A: I want them to feel like they were understood and heard. I do a lot of listening when I'm in patient intakes. I don't go down a list of generic questions and call it a day. I want them to leave the room knowing that I understood and I listened and I heard them. We have a lot of patients that come in that are new to Rochester from college. So it's the first time they've been away from home. I'm the first person they see, or our Trans care coordinator. We're the first people they talk to about Trans care because they didn't feel comfortable talking about it at home. So here they are in a new city, they're young, and they're nervous. So the best thing I can do for them is try and put them at ease and let them know that they can tell me whatever they want to tell me, and nothing more.
Q: Do you remember when you first became interested in a career in the medical field?
A: Early in my career I was working at Strong in the Behavioral Health Unit, and then when I went back to business and I felt like something was missing. I felt like something was tugging me to go back to health care. It's almost like I had a purpose and I couldn't figure out what it was.
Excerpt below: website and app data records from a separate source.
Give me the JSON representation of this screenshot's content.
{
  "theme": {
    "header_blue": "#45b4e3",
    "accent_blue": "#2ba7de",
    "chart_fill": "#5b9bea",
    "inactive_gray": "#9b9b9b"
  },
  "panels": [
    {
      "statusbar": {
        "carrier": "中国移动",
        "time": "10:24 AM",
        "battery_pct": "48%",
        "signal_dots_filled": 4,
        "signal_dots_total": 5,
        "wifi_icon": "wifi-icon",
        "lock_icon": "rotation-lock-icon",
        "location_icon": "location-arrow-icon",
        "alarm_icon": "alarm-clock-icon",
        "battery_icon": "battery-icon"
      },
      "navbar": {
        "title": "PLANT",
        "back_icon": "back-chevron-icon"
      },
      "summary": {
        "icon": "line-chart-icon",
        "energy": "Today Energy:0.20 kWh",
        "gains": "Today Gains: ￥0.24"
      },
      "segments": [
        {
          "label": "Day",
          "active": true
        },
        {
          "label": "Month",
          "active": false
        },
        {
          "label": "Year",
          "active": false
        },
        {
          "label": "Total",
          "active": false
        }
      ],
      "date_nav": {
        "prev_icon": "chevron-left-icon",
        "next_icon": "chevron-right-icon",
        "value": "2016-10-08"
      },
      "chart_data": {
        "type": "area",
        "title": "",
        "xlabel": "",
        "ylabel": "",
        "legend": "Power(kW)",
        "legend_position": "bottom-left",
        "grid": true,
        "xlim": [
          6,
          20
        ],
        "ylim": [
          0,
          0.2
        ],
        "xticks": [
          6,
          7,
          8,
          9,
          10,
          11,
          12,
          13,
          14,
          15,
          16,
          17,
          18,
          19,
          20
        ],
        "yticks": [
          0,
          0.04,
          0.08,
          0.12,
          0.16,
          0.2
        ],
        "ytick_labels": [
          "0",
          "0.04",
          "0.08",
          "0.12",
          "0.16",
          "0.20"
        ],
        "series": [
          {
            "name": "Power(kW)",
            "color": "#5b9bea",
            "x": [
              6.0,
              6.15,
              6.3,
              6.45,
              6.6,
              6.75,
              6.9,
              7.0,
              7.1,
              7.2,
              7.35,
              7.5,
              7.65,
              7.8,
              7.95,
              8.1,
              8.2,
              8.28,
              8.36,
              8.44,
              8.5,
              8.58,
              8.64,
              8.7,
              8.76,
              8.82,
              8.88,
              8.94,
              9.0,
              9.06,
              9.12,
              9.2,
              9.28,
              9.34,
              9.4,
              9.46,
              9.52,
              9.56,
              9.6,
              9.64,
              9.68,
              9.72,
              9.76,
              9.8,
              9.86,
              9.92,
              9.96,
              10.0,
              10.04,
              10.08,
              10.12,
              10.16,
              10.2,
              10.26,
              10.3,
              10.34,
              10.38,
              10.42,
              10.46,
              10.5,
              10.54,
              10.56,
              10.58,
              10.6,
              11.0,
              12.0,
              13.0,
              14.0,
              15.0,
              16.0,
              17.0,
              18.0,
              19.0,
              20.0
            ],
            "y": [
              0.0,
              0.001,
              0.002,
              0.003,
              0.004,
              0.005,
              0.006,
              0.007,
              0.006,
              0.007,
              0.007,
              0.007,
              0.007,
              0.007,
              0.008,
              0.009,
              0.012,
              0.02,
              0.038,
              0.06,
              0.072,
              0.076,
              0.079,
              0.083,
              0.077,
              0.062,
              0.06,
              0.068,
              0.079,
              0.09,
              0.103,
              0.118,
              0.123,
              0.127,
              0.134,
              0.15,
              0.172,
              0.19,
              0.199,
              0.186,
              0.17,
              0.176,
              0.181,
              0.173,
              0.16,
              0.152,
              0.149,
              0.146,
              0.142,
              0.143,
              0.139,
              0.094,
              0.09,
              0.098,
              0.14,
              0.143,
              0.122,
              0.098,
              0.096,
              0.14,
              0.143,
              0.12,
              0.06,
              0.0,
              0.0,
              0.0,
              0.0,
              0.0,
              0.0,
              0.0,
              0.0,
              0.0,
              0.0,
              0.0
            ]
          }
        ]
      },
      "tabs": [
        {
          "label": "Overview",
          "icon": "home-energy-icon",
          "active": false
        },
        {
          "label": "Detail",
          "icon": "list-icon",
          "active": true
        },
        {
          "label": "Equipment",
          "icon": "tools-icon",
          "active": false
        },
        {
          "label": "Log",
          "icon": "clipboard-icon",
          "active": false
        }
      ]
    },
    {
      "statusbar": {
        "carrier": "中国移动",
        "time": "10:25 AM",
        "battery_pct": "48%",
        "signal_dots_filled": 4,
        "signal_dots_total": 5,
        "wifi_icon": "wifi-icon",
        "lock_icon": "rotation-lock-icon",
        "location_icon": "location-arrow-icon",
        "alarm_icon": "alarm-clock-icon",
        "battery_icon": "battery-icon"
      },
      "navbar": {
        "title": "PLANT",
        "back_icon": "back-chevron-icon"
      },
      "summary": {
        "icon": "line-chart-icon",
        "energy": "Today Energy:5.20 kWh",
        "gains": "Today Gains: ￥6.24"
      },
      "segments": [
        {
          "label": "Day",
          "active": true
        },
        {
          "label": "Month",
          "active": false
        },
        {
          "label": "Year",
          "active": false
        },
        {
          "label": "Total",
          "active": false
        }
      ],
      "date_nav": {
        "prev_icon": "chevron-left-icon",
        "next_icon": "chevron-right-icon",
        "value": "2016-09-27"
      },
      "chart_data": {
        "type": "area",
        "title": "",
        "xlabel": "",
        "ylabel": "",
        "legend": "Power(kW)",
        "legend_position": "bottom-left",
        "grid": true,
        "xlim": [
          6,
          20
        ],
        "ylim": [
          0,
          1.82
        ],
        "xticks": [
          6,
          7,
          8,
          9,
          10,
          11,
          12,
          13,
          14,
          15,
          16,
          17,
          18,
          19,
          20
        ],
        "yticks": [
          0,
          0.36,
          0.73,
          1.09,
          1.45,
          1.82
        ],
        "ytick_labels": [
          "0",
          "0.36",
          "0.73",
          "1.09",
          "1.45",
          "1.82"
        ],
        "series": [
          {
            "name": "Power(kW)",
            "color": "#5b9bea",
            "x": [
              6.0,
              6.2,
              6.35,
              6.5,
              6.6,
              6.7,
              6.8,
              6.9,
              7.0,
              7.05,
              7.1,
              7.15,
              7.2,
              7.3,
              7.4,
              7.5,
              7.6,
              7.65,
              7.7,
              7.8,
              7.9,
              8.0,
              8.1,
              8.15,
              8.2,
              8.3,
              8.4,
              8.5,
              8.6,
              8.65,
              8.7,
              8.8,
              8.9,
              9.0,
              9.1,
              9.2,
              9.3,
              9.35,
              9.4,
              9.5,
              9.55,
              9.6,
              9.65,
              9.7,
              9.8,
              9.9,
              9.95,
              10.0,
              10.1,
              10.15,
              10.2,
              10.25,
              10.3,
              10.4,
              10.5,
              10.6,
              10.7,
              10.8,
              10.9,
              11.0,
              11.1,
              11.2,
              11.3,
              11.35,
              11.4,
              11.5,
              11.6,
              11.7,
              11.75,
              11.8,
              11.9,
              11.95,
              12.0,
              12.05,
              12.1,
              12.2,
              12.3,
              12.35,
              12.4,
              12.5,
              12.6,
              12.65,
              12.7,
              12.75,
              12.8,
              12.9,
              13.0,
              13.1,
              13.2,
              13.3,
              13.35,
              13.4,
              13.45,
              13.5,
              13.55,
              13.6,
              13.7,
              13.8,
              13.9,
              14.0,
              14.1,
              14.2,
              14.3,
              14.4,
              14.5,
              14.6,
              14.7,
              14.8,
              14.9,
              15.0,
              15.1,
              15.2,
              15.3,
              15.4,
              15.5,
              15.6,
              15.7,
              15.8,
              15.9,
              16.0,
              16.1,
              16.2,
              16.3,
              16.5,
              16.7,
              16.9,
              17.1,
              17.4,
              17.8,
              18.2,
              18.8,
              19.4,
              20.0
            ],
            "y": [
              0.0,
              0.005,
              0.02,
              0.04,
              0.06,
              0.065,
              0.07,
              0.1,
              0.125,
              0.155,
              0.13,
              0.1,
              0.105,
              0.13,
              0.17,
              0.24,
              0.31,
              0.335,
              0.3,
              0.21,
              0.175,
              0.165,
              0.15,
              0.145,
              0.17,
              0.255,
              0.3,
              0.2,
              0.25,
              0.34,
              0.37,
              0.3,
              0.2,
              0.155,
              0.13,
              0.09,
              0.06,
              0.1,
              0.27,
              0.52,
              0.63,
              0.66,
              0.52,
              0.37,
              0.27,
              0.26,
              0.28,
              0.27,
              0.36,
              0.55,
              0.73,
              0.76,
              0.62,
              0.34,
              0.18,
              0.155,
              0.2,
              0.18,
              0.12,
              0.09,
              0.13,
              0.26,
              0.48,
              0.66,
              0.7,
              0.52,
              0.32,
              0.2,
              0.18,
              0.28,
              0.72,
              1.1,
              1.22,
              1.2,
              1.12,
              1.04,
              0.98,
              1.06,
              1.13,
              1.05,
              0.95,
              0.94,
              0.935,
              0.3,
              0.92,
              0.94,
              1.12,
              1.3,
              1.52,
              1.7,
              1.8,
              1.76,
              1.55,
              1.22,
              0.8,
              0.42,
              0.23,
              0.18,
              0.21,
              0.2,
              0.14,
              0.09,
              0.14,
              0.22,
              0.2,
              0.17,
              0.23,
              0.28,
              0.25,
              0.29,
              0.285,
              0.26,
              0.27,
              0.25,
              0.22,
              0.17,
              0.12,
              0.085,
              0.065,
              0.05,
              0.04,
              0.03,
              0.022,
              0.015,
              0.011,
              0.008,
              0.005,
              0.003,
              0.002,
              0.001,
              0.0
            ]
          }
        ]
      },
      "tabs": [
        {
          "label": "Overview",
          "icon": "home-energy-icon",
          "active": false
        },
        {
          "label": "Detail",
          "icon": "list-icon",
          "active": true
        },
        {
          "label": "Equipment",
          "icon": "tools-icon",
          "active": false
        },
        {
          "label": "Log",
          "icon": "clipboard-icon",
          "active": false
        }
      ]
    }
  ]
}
So when I saw the opening at Trillium, I felt like it was for me.
Something I haven't talked about in this interview is the fact that I'm Transgender. There was no help for me 25-30 years ago. There were about five people I knew in the whole upstate area, so I kind of got through it on my own. I was young and I did the best I could, but I want to make it as easy as possible for people now. So there's a personal investment for me. I understand how people are feeling when they walk in. I may not understand all of it, but I understand the Trans part of it. They don't feel comfortable in their own body. And I was not happy for years. And then when I transitioned, I was so happy, and I've been happy ever since. I'm happy to let young people know that there's a light at the end of the tunnel.
After seeing a few patients the first couple of weeks, I realized how nervous they were, thinking, "Here's this white, cisgender, straight guy walking in, and he doesn't understand what I'm going through. What does he know about Trans care?" I've met with people who were physically shaking, and I felt bad. I'd ask them why they were so nervous, and they would say, "Well, I thought you were a white cis guy judging me." As I started to tell patients that I was Trans, they calmed right down, and their whole demeanor changed. It's been so rewarding. There's a reason I'm here. Even if it's just to help people know that they can be happy someday. So that's why I'm in health care.